Expectations While Abroad
It is common for Fellows to experience homesickness during key stages of the program, for many this may be a first experience away from home. It is important to note that the first few days of international travel can be challenging as Fellows adjust to a new schedule and cultural immersion. Please know that the Program group leaders are there to support the Fellows throughout this process of adjustment.
Many Program Fellows have dietary preferences, such as vegetarianism and veganism, unrelated to a medical condition. Sticking to a specific diet abroad can be a challenge, depending on the program location. In general, one should remember that it is the responsibility of the Fellow to adapt to the culture they are in and to be prepared to remain flexible in many ways, including in relation to dietary preferences.
In many instances -- when with the group, on excursions, or when eating on one's own -- Fellows find it is possible to follow a specific diet.
Culture and Policy

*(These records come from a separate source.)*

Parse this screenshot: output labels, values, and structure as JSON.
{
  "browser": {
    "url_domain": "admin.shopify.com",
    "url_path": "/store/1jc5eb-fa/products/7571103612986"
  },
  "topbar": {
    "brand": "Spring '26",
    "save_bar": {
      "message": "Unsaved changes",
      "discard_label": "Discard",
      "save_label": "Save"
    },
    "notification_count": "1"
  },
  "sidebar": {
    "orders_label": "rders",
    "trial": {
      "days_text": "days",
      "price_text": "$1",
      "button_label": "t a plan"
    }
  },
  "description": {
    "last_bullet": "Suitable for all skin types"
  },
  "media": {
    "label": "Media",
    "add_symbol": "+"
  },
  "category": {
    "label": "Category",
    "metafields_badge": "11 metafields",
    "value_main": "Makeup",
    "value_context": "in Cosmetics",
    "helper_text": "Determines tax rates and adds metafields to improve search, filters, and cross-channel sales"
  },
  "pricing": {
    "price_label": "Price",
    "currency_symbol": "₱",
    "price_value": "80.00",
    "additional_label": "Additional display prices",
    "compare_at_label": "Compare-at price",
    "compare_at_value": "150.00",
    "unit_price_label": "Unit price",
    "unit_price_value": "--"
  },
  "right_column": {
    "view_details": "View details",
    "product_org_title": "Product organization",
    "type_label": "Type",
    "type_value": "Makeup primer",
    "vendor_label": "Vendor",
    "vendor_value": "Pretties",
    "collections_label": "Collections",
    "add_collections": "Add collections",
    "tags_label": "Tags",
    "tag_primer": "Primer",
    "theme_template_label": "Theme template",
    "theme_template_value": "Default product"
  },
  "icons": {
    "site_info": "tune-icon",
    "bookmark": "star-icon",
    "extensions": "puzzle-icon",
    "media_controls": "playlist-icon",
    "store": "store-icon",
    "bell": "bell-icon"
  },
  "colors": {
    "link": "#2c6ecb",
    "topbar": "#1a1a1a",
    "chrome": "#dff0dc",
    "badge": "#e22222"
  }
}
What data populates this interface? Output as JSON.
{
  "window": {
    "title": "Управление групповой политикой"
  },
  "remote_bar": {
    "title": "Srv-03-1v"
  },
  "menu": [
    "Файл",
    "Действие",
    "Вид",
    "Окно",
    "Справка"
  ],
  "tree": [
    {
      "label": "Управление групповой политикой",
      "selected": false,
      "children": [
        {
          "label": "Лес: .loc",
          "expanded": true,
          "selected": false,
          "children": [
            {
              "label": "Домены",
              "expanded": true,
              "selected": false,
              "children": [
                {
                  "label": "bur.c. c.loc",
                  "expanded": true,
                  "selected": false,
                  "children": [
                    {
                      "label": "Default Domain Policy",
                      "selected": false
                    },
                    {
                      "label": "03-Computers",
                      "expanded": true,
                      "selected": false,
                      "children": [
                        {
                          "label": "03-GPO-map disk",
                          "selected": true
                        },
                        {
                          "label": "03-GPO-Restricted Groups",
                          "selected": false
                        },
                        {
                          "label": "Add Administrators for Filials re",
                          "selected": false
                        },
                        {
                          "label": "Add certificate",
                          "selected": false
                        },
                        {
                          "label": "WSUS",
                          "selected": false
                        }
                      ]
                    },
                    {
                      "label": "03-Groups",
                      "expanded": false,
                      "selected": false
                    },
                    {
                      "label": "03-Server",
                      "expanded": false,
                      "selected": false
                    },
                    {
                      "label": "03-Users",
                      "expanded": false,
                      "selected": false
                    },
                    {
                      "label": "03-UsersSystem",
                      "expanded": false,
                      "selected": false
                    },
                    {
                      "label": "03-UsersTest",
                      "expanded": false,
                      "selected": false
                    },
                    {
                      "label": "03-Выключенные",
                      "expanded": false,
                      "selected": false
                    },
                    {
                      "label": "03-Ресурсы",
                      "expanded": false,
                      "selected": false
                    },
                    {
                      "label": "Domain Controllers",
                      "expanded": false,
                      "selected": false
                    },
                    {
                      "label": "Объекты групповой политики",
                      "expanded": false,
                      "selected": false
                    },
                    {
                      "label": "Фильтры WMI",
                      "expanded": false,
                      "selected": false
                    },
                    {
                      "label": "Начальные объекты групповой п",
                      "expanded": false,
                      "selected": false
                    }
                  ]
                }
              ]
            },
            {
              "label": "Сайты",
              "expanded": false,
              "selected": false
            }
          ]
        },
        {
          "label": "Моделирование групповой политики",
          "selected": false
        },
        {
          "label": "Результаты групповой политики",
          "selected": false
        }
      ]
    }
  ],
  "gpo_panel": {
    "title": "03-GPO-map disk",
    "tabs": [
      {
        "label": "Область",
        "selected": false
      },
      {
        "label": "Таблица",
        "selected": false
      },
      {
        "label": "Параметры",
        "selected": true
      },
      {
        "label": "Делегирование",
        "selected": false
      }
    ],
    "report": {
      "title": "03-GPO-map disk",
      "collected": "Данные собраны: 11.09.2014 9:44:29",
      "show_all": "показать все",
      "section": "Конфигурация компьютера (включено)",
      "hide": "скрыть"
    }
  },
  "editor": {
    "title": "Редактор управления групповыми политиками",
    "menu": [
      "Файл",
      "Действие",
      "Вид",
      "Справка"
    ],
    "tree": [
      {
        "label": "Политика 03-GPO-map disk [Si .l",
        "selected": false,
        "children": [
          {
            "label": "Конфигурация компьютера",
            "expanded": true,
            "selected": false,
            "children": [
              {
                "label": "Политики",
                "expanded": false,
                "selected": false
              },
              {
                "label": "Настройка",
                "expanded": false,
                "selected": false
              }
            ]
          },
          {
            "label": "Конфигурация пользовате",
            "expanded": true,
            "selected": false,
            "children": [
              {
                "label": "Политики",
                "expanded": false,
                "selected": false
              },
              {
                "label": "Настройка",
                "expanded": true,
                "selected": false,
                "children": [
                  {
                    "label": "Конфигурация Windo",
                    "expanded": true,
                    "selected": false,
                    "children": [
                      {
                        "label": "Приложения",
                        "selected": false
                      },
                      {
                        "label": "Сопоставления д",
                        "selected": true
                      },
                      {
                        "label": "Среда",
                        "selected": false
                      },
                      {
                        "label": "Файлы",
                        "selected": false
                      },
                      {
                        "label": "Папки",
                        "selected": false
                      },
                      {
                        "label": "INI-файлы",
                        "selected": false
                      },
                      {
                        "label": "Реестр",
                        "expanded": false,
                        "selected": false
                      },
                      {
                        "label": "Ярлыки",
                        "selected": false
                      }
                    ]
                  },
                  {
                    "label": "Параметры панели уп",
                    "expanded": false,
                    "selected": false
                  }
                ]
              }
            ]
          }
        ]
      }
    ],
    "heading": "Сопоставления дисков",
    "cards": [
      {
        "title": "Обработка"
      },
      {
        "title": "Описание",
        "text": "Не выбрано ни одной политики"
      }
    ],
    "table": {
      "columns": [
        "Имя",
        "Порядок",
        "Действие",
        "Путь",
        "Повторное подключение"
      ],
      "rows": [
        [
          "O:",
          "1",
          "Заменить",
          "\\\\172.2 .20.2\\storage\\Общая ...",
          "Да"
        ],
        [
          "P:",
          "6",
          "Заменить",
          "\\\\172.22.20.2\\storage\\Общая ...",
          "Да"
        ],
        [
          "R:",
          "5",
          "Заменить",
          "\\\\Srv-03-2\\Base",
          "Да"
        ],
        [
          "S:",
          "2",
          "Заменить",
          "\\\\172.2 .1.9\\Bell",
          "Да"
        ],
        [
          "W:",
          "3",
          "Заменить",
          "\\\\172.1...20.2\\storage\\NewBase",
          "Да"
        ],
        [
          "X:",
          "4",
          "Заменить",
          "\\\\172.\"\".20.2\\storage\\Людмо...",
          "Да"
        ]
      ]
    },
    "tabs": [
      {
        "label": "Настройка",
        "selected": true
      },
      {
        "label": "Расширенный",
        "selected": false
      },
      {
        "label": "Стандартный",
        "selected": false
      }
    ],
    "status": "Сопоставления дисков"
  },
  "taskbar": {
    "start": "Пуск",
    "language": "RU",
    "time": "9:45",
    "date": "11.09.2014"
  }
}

It is important for Fellows to be aware of cultural norms around language, attire, and
behavior. Pay attention to your packing list, which will indicate, for example, particular countries where short shorts might be offensive to local people. For safety’s sake, Fellows should also be aware of where they are expected to be at any given time.
An integral part of the Program is the international experiential learning Program in the host country.
Acceptance into the Program includes being away from home for a short period of time and agreeing that during this time you will abstain from any tobacco, alcohol, and illicit drugs. The use of these substances may result in dismissal from the program, and it will be the responsibility of dismissed Fellows and their families to arrange for the return home.
Challenging programs, the camaraderie of fellow Fellows, and the guidance and support of group leaders give Program Fellows a rewarding experience and lifelong memories. It is important to remember, however, that there are many policies intended to protect the safety and well-being of the Fellows, leaders, partner office personnel, the environment, and the host culture during each Program session. When a Fellow is not able to follow established guidelines, leaders have an obligation to intervene on behalf of the organization, group, or individuals. Certain behaviors will be managed in the field, while other conduct will require a response that extends beyond what is possible in the field.
Expectations of Fellows in conjunction with Program policies:
- All Fellows will be inclusive and respectful of other Fellows, group leaders, partners and hosts.
- Everyone will participate actively, stay on track with scheduled programming, and work within the schedule of the group.
- It is Program policy to strongly discourage any exclusive relationship, romantic or fraternal.
- Other expectations and/or policies will be given by the direction of the leaders prior to or at the start of each program.
Leaders may respond to behavioral incidents in the following way(s):
- Report to The Program and/or the Fellow’s parent(s)/guardians
- Written behavioral contract with Fellow
- Suspension of activities or privileges
- Dismissal of Fellow from the program (Logistical and financial arrangements for changes in travel are the responsibility of the Fellow and their family/guardians.)
Examples of behaviors that will require intervention by The Program include:
- Compromising the physical or emotional safety of another individual or group
- Endangering oneself or others through blatant disregard of established guidelines and policies
- Illegal acts, including the possession and/or use of alcohol, drugs, or tobacco
- Repeatedly disobeying specific behavioral expectations
- Signs of severe depression or other disorders that may be injurious without intervention of trained counselors or psychiatric help
- Exclusive relationships that draw undue attention to or away from others
- Undisclosed medical/mental health conditions and/or medications